If they say they’re a bailiff or enforcement agent, ask them to show you a badge, ID card or ‘enforcement agent certificate’. All registered bailiffs have to carry proof of who they are.

They’ll also need to tell you which company they’re from and give you a telephone contact number for the head office.

Tell them to pass the documents through your letterbox or show you at a window. Their proof of identity will show their name and what kind of bailiff they are.

To check their identity you should either:

  • check the certificated bailiffs register - if they say they’re a certificated enforcement agent
  • check the directory - if they say they’re a high court enforcement officer
  • contact the court that sent them - if they say they’re a county court bailiff, family court bailiff or a civilian enforcement officer

Tell them to leave if they can’t prove who they are. Say you’ll report them to the police if they don’t go. If they won’t leave you should call 999.

Check if the bailiff can force entry

The bailiff could have the right to force entry to your home or business if they’re collecting:

  • unpaid magistrates court fines, for example if you were given a fine for not paying your TV licence
  • tax debts for HM Revenue and Customs, for example if you owe income tax

They’ll need to show you proof of what you owe and a 'warrant' or a document called a ‘writ’ from a court. Check any documents are signed and in date and have your correct name and address.

They aren't allowed to break down your door - they have to use 'reasonable force'. This means they'll have to come back with a locksmith who will unlock the door.

It’s very unlikely they’ll do this - you’ll usually still have time to make an offer to sort out the debt.

It’s best to contact your local Citizens Advice for help if the bailiffs say they’re getting a locksmith to force entry to your home.

If you let the bailiff into your home

If you decide to let them in and you can’t afford to pay what you owe straight away you’ll normally have to make a 'controlled goods agreement'. This means you'll agree to a repayment plan and pay some bailiff fees.

If you don’t make an agreement the bailiffs could remove your things to sell and pay off your debt. Read more about what happens if bailiffs say they'll sell your belongings.

If the bailiff isn't allowed to force entry

If the bailiff is collecting any other kind of debt they aren't allowed to force entry.

This includes if they're collecting:

  • council tax arrears
  • credit card or catalogue debts
  • unpaid parking tickets
  • money you owe to energy or phone companies

You have the right to keep them outside and talk through the closed door. Make sure everyone else in your home knows not to let them in.

Ask for a full breakdown of the debt they’re collecting and who the ‘creditor’ is - this is the person or company they say you owe money to. Tell them to pass any documents through the letter-box or under the door.

Check that any documents they give you are still in date and have your correct name and address.

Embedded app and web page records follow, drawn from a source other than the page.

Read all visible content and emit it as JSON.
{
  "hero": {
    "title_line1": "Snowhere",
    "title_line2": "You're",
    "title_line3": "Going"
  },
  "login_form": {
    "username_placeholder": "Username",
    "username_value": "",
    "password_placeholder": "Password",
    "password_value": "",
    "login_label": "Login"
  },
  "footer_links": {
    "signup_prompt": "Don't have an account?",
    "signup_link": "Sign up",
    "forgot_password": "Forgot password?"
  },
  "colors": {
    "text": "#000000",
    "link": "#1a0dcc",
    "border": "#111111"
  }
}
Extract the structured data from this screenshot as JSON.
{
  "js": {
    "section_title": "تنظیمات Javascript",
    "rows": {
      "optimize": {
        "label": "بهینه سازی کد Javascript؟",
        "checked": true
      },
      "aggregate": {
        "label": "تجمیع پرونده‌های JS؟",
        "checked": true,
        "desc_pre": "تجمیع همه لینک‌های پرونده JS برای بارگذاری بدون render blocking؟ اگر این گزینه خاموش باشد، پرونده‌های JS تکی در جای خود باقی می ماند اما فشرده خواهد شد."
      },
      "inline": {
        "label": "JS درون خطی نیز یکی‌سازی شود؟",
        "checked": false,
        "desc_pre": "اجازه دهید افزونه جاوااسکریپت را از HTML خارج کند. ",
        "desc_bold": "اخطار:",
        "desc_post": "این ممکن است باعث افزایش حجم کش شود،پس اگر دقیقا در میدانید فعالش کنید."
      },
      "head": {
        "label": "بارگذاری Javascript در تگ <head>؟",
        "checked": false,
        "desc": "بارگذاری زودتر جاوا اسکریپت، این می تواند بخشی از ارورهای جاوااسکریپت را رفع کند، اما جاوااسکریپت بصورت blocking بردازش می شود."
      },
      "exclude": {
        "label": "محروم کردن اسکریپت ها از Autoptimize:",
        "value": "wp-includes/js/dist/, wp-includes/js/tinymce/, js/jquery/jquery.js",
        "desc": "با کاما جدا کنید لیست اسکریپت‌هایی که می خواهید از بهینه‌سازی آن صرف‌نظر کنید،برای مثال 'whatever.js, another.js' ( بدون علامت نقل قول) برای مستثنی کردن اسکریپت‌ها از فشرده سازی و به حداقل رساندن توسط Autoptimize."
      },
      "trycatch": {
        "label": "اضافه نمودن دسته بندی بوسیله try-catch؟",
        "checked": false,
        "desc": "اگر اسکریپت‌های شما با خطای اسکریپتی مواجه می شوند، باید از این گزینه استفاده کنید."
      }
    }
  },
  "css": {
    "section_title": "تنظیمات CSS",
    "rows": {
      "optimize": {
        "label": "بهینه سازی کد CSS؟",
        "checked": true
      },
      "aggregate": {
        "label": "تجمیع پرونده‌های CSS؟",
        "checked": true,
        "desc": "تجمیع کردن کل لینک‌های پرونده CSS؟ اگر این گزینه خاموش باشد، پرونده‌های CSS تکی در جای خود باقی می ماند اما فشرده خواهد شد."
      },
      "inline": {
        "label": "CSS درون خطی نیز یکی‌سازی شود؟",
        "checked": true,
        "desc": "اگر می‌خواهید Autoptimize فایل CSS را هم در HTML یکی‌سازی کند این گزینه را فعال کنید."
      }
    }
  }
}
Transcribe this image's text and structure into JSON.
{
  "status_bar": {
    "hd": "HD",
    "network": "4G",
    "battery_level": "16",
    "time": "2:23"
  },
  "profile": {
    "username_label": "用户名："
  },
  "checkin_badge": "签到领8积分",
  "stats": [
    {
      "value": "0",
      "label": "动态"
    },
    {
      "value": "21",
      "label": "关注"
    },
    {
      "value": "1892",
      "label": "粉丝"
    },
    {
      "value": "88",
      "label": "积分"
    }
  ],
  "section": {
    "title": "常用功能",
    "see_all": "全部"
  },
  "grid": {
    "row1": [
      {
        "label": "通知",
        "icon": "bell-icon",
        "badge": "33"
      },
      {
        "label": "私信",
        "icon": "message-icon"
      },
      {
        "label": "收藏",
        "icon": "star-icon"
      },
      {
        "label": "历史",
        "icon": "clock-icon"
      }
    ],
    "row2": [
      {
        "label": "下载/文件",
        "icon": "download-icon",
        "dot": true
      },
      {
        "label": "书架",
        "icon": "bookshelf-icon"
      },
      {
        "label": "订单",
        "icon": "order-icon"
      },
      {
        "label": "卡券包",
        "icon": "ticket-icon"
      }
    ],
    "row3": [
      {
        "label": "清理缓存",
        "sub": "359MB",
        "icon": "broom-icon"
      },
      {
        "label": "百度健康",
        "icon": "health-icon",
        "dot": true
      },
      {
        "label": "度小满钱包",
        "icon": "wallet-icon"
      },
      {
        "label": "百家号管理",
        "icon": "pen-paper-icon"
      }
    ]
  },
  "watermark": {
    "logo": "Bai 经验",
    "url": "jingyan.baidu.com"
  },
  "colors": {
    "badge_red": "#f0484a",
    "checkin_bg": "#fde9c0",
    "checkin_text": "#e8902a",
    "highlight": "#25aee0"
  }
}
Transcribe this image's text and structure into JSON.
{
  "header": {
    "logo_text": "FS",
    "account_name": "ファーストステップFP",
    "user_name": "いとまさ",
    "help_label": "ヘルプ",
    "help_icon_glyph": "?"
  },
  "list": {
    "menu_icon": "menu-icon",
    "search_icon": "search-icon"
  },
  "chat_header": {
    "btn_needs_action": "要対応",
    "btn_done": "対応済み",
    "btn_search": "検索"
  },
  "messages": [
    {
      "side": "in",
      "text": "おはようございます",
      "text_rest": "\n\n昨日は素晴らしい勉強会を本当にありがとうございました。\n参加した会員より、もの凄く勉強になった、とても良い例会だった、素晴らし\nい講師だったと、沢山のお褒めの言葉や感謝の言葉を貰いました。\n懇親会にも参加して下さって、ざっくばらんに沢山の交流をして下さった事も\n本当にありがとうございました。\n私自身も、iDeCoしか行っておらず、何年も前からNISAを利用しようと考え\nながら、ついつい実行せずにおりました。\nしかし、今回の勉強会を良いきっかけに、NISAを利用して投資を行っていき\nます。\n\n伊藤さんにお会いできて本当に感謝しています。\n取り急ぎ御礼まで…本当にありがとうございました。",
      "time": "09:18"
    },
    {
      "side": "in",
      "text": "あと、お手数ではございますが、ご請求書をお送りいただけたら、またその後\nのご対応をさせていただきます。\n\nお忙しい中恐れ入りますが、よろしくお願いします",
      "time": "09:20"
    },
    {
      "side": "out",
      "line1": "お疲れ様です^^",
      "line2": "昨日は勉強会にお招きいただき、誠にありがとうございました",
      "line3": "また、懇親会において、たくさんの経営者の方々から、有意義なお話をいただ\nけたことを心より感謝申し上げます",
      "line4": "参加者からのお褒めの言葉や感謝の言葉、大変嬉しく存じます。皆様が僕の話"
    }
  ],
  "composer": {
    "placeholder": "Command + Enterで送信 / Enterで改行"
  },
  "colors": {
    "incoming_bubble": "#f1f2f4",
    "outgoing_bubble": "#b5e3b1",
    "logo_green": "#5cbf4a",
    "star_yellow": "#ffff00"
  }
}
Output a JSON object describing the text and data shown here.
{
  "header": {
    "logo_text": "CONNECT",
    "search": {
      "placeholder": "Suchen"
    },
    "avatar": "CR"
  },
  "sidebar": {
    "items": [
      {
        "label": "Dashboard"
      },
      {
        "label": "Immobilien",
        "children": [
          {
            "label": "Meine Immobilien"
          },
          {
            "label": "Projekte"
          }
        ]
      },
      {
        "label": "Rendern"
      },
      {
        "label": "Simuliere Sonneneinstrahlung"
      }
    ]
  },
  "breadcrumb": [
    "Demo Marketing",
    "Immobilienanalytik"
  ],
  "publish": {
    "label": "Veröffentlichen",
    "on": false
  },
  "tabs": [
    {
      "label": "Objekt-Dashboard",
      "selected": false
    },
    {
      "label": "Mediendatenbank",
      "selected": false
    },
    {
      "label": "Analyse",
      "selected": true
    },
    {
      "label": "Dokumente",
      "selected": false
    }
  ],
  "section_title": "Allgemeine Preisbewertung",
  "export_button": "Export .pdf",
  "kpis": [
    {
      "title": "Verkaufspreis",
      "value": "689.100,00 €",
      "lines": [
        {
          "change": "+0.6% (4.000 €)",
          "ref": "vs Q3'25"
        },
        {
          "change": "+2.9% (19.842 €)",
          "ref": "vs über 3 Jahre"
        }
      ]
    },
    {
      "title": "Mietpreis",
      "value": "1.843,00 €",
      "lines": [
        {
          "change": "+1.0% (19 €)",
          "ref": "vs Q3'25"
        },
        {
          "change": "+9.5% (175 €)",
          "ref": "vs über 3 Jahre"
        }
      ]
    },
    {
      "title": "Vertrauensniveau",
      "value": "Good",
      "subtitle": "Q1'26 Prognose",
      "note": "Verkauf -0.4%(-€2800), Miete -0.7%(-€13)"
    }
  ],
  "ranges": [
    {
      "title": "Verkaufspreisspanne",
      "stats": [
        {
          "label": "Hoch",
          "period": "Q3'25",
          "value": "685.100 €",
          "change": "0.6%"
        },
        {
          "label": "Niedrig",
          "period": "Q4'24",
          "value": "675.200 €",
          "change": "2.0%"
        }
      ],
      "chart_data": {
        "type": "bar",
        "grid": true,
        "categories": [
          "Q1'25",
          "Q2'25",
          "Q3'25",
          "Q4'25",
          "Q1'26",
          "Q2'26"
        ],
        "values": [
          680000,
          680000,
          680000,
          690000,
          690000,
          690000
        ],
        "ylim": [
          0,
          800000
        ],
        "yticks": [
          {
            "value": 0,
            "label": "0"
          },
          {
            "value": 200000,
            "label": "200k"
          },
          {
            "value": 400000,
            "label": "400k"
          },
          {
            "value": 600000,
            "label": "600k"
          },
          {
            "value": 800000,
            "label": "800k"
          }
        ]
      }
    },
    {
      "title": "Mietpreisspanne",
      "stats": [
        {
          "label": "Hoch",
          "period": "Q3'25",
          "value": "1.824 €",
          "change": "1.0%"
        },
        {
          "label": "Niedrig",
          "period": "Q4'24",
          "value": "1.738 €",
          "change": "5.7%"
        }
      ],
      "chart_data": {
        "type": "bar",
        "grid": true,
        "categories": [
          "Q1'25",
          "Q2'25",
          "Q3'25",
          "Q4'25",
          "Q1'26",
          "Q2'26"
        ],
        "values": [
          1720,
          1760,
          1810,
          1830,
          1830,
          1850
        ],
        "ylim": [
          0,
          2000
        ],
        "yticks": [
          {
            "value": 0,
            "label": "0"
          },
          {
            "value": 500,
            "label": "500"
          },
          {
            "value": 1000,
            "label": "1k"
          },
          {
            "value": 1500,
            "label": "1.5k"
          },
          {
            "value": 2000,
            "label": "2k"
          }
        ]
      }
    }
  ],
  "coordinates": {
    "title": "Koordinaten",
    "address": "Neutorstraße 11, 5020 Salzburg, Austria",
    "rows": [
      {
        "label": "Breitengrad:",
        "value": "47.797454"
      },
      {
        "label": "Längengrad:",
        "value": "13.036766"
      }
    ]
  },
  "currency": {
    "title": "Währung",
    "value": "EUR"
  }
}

If it’s someone else’s debt, say you’ll contact the bailiff’s head office to explain and tell them to leave. Check how to prove it’s not your debt.

If it’s your debt, tell the bailiff to leave and say you’ll speak to their head office to make arrangements to pay.

The bailiff might say you have to pay them on the doorstep or you have to let them in - you don’t. They aren’t allowed to force their way into your home and they can’t bring a locksmith to help them get in.

They’ll normally leave if you refuse to let them in - but they’ll be back if you don’t arrange to pay your debt. It's important to do this as quickly as you can, otherwise the bailiffs can add fees to your debt.

You can complain if the bailiff won't leave and you think they're harassing you.

If you’ve broken a ‘controlled goods agreement’

You might get a letter called a 'notice of intention to re-enter' if you've broken a 'controlled goods agreement'. This means the bailiff has the right to enter your home using 'reasonable force'. They'll have to use a locksmith to unlock your door - they aren't allowed to break it down.

There could still be time to renegotiate your controlled goods agreement and stop the bailiffs from visiting - you should act quickly.